I’ve been thinking about Daniel’s post on racism in fantasy settings.
Firstly, fantasy, especially high fantasy, has a great big giant get-out-of-jail free card when it comes to dealing with racism in any sort of realistic way. When you make the races up, you get to define who they are and what is true about them. And since fantastic fiction tends to be the fiction of extremes, what is true about your races will tend to be extreme. Tolkien just got to say, ‘Elves are the most wise, the most beautiful, the most artistic people in the land. Orcs are evil, through and through.’ No one questions these definitions. There is no orcish anti-defamation league filing lawsuits over this libelous treatment of their kind. Orcs are evil because they are orcs, and orcs are evil. End of circular story. You can have vicious racism in such a setting because the racists are right! The author has told you that orcs are irredeemably evil, so when our heroes murder the shit out of them, we can be satisfied that justice was done.
Sci fi, especially sci fi dealing with humans. . . not so much. We live in a world where some people treat other people like orcs. They hate them without reservation, sometimes to the point of murdering them just for being a member of their particular group. But in the real world, we actually meet those people. We work with them and live on the same block with them and hang out at parties with them. So we know that no group, regardless of race, creed, or sexual orientation, is a faceless mass of evil requiring extermination. In fact, exactly the opposite. The more you get to know people outside your particular ethnic/religious/etc group, the more you generally realize they are (other than those surface differences) pretty much the same as you. It’s pretty hard to maintain an unreasoning hatred when confronted with daily reminders of your enemy’s humanity.
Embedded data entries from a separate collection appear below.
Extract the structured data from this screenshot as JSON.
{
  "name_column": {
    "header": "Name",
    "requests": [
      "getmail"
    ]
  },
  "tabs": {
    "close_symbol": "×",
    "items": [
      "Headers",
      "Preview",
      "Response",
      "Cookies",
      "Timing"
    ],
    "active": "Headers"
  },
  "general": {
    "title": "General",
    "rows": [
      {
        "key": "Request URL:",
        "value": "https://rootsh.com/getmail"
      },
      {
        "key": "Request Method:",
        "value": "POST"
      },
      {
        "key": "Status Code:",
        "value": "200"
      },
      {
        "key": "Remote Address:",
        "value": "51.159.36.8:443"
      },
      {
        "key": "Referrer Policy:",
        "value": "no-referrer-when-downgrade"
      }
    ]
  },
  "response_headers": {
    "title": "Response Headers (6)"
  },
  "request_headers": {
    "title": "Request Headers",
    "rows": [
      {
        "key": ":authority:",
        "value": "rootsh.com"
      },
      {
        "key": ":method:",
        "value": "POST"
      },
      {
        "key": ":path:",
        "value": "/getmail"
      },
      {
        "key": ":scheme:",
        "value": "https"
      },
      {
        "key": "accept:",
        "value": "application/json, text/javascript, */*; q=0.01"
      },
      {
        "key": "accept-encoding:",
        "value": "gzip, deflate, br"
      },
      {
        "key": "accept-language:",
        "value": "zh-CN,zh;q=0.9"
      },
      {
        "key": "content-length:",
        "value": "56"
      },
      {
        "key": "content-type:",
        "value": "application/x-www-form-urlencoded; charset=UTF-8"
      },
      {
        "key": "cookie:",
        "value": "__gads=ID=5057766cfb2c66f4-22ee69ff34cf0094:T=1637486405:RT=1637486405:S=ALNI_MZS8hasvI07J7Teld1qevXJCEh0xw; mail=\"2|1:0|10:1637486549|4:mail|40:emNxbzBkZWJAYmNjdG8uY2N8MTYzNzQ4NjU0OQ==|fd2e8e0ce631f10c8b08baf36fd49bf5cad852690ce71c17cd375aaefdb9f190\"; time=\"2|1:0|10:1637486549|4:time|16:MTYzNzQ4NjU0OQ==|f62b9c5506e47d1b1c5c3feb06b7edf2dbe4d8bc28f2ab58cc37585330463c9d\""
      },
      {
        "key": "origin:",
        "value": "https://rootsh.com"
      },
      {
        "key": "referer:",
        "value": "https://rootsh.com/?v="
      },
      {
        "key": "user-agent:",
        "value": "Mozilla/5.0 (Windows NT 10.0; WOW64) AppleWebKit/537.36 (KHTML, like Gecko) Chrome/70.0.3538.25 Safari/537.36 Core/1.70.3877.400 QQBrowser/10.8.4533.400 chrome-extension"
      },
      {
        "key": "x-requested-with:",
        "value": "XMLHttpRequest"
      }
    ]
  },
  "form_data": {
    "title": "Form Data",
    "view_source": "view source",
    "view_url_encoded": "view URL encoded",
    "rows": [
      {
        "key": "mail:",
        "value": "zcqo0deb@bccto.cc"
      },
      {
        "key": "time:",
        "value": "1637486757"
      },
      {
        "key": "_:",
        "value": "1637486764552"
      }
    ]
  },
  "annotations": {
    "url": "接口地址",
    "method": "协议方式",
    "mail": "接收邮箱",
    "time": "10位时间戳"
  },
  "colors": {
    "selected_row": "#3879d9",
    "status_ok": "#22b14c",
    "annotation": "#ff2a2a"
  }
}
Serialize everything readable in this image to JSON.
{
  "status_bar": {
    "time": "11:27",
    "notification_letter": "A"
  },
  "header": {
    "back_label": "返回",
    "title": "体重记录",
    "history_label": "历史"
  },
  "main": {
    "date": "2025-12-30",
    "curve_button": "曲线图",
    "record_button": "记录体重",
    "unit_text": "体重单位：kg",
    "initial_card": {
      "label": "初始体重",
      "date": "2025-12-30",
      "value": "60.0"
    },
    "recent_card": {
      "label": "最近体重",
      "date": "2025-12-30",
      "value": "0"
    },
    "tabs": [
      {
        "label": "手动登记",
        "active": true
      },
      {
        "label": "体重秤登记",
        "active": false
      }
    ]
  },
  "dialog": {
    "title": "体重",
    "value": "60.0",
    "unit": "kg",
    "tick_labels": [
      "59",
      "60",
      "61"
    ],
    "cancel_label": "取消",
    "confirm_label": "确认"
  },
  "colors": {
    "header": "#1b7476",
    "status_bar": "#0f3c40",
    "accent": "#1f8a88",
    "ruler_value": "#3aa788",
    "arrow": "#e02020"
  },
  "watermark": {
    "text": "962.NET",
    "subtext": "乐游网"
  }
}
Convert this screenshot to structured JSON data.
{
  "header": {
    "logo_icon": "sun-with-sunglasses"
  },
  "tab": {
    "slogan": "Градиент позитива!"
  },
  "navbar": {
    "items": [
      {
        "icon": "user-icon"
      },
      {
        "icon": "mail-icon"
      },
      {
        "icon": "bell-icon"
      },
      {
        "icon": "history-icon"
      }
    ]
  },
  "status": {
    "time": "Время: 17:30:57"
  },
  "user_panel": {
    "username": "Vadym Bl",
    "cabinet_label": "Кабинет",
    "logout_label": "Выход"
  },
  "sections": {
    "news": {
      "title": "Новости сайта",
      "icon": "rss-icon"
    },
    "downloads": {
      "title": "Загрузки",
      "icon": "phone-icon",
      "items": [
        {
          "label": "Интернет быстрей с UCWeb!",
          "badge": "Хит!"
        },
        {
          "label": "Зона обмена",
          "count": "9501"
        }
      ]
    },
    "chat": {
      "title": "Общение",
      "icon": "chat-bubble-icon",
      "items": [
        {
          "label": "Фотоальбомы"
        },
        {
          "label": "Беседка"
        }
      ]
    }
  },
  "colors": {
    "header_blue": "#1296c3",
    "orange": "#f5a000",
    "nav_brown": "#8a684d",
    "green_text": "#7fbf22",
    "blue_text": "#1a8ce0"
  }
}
But people are complicated. In spite of those difficulties, people find ways to hate. And the easiest way is to pick a group you are generally not required to interact with. Hate gay people? You probably don’t hang out with any then. Hate another race? You probably avoid interacting with them as much as possible. In group/out group dynamics are as old as tribalism in the human species. A couple million years of physical and social evolution aren’t wiped away overnight.
So when you write about the future, how do you handle this? The easiest way I guess is the ST:TNG method of just pretending all racism went away (except, you know, Klingons and Romulans and generic evil species of the week). But honestly, that just rings false to me. We’ve been struggling with racism and tribalism for hundreds of years now, and while we’ve made some definite progress, we’re nowhere near the finish line. I can’t imagine the world is magically bigotry free just because another hundred years goes by.
Daniel and I had these discussions when creating The Expanse, and specifically when writing Leviathan Wakes. Our choice was to shift bigotry away from racial markers and over to birthplace markers. People born on Earth look different from people born on Mars, or born in the Outer Planets. Those places also have significant cultural differences. It seemed a pretty easy leap to assume that those things would become the new basis for bigotry and hatred. It’s tricky though. Sure, we are making up Belters and outer planets citizens and Martians. But they are all still human. We can address bigotry and tribalism in our fictional context, while to some degree avoiding the pitfalls that come with talking about actual groups that really exist. At the same time though, we are dealing with humans. Humans do exist. Most people aren’t going to buy into the idea that a couple hundred years of cultural differences will turn humans into orcs.
And that’s the big difference, to me. Fantasy gets to make all of the rules for its races. If fantasy deals with racism, it does so only when it wants to, and on its own terms. But sci fi, and especially anthropocentric sci fi, brings all the weight of human history along with it, including our long history of bigotry and hatred. You ignore that at your peril.